One day, somewhere in the north of The Netherlands, two boys
decided that they needed more space for their computer networks. A
small room in their parents' residence became to small within
moments after they started with a new hobby, poking around with
Linux -- so they had to move on.
This time they got their hands on a nice appartment which would
be suitable for an older couple. At least that's what the real
estate agent thought. The Cyberflat crew did not, so the started
wiring the house with meters of cat-5 cables, phonelines and other
data connections. Starting with a few computers, basicly running
Linux, the boys had good fun on their network. But after a while
Juggler and ||meg got bored so they thought they needed something
new in their flat. With a few bucks they earned helping other
people around with networks, they went to the hardware shop to get
the parts they needed. Finally they could practise their
school-knowledge. The boys were happy again.
Building stuff was a good distraction of their daily misery of
life. A local isp decided to support them with some webspace and a
good domain name (www.cyberflat.nl). In July the boys connected a
few webcams to the internet. From then on they shared their fun
with the rest of the world. There's only one problem: miss
Girlfriend doesn't like webcams at all ;-)
The CyberFlat consists of 18 computers which run the
CyberFlat 24 hours per day. They control everything from MP3 to
lights and the measure everything from doorbell to temperatures.
Most of the computers run Linux Slackware. The kernels vary from
1.2.3 to 2.2.16.
The homemade MP3 player runs under Linux Redhat, this machine is
connected to 14 speakers divided over 3 amplifiers. That's why even
the CyberFlat has angry neighbours. Unfortunately, because of a
lack of good webcam software and electronic banking software, our

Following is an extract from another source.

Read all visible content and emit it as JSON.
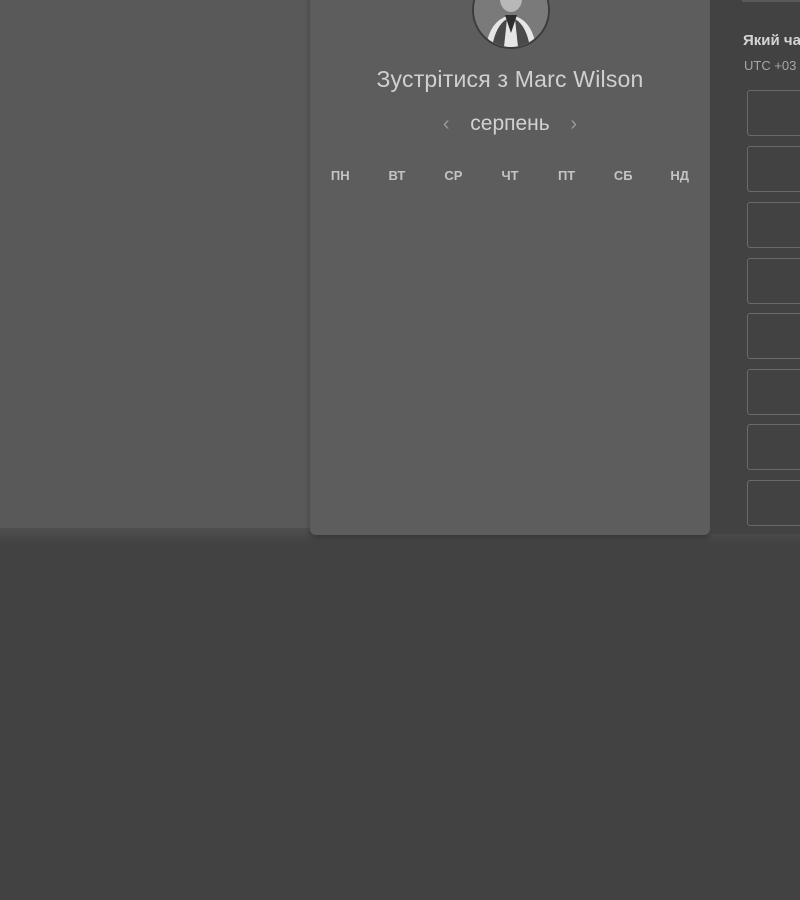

workstations run Windowze 95 and 98. Everything connected through a
10 Mbps network causes a continuous power consumption of 631 kWh